[WHAT TO PRODUCE] Only one number is wanted: the count of lines in the records below that hold the word "Bottles".

[Dataset rows for apps and sites]
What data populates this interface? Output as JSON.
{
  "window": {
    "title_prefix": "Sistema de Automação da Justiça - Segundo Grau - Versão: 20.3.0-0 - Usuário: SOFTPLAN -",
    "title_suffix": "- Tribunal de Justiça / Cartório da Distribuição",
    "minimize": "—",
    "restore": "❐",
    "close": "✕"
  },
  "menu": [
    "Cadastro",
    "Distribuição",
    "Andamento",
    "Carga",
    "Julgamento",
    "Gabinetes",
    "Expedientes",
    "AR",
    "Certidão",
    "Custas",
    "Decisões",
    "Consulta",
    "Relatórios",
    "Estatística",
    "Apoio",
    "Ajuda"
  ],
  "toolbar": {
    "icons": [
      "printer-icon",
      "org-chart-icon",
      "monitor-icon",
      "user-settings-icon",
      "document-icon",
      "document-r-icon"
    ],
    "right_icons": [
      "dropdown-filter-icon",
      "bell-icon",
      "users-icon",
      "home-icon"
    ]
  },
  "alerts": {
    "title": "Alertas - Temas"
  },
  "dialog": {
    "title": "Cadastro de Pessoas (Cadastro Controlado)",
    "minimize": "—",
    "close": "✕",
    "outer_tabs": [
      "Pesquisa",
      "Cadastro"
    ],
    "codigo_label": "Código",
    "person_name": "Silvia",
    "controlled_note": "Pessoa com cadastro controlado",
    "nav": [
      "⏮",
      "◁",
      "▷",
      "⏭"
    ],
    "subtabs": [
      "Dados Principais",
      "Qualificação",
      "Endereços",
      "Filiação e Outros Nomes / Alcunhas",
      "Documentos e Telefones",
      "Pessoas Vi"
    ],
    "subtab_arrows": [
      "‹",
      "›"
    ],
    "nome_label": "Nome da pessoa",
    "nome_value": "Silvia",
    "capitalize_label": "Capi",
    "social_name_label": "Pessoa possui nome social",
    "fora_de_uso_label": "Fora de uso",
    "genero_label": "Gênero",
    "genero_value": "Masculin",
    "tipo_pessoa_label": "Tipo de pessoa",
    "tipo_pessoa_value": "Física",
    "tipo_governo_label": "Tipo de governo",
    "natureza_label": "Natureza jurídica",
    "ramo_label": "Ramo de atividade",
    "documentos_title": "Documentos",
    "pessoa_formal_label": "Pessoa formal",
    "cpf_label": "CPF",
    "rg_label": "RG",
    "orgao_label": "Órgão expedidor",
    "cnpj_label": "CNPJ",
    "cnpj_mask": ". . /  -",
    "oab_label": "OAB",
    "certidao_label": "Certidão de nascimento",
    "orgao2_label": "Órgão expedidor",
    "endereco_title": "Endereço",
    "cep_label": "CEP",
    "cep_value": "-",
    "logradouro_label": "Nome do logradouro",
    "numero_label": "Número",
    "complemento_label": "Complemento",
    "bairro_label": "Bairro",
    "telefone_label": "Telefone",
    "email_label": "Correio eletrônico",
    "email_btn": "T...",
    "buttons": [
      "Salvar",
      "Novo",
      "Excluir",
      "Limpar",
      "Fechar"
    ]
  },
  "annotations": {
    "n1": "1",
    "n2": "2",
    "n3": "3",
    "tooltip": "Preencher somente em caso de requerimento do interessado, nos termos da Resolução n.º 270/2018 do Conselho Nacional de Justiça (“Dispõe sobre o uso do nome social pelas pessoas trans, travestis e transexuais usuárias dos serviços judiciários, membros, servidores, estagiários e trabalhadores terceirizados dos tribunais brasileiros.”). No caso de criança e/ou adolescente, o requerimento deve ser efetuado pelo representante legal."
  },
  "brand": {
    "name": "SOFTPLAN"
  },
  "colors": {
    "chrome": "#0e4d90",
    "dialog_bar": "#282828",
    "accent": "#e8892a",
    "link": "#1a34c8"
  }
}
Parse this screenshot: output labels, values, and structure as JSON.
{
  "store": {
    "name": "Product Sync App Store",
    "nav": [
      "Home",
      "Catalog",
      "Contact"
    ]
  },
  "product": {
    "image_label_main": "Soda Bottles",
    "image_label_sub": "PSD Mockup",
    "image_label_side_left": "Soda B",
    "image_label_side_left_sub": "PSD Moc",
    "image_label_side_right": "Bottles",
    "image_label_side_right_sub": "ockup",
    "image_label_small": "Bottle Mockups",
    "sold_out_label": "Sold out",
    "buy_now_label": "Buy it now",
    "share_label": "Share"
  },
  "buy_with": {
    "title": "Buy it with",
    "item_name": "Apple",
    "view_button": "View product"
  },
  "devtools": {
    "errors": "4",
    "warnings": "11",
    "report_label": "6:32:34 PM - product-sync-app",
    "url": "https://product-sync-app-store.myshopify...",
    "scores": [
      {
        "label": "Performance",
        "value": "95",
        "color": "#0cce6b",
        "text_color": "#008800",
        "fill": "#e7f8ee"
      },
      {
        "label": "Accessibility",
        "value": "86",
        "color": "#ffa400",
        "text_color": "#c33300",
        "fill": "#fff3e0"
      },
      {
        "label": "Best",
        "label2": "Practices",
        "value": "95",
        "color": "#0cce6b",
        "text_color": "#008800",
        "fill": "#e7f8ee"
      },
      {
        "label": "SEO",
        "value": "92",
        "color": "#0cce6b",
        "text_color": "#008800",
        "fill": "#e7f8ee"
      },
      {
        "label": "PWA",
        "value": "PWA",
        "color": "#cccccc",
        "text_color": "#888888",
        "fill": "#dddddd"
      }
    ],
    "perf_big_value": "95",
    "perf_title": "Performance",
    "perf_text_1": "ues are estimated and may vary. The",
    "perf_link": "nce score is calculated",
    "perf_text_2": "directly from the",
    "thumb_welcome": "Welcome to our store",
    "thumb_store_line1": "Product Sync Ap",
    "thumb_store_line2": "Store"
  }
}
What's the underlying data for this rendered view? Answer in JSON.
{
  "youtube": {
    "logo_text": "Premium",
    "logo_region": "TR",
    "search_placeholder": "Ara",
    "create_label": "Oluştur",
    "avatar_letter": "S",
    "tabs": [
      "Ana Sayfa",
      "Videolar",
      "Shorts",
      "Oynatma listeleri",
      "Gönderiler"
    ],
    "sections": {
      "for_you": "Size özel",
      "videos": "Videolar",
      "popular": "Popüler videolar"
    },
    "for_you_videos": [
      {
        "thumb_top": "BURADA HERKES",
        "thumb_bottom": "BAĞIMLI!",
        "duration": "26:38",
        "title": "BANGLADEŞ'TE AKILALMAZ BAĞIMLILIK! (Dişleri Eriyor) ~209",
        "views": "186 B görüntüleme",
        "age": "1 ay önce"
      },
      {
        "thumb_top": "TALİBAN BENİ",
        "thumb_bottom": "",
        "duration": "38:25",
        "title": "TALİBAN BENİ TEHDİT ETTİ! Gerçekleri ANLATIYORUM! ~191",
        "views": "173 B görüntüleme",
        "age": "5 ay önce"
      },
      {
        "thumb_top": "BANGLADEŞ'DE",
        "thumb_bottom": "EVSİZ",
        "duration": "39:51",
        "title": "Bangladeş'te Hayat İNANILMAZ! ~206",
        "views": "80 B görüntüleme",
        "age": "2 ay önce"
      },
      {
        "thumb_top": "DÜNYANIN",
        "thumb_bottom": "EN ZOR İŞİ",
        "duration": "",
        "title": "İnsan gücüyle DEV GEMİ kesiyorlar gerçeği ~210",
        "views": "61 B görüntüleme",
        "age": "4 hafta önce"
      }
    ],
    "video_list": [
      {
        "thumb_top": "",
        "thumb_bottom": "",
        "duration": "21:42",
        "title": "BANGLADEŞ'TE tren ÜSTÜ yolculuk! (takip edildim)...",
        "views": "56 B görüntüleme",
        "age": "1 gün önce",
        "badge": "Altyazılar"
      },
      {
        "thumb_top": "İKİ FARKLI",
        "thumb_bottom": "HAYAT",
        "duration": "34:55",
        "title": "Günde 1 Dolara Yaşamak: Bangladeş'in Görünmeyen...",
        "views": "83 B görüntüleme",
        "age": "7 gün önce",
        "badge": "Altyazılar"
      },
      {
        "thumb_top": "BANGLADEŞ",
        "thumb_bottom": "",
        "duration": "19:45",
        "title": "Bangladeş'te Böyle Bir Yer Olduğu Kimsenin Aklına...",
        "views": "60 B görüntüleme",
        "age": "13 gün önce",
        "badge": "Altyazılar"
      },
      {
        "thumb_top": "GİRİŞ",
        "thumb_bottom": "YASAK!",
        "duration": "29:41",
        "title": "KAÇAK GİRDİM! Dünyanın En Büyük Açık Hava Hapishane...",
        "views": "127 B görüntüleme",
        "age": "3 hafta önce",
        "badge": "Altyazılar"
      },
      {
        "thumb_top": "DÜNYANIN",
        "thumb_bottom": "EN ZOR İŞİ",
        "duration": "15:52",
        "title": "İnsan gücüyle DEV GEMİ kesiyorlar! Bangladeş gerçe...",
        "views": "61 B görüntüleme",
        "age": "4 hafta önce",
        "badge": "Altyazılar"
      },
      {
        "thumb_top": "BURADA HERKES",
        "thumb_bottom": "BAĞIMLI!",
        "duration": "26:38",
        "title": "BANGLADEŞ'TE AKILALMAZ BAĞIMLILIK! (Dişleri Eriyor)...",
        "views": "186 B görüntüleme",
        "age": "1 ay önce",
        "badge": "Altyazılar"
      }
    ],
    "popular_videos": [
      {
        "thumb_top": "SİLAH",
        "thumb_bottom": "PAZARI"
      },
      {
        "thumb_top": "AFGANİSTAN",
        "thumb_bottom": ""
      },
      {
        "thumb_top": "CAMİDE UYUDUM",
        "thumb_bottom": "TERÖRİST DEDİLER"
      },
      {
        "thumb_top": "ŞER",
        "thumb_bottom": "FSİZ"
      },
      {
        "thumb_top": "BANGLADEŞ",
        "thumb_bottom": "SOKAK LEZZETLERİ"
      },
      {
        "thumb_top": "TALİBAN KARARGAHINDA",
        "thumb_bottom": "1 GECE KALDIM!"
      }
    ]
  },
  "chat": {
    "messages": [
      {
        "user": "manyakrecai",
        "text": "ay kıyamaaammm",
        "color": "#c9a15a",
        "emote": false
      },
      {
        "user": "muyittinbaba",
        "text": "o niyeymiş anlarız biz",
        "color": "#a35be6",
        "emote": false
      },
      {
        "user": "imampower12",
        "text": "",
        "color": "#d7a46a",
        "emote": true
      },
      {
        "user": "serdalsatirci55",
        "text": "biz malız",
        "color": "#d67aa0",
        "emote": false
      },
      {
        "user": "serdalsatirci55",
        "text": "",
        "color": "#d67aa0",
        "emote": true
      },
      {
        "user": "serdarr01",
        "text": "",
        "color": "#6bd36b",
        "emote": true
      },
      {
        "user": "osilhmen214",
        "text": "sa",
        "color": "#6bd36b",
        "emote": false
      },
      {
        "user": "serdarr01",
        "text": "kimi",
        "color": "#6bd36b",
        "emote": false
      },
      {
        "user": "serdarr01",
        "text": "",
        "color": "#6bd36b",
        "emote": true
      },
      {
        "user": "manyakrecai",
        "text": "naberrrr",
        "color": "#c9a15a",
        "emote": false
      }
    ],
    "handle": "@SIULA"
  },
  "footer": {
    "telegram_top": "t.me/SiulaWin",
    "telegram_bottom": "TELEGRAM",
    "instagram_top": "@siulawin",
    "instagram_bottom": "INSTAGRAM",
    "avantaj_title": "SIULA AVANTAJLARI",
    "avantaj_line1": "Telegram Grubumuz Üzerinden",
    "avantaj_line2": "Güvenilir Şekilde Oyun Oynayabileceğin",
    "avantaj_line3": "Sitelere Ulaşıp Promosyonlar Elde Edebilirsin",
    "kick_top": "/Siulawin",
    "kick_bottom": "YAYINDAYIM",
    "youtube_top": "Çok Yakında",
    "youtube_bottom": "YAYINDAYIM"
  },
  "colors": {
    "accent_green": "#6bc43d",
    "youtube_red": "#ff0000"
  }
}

[OUTPUT FOR THIS EXERCISE] 2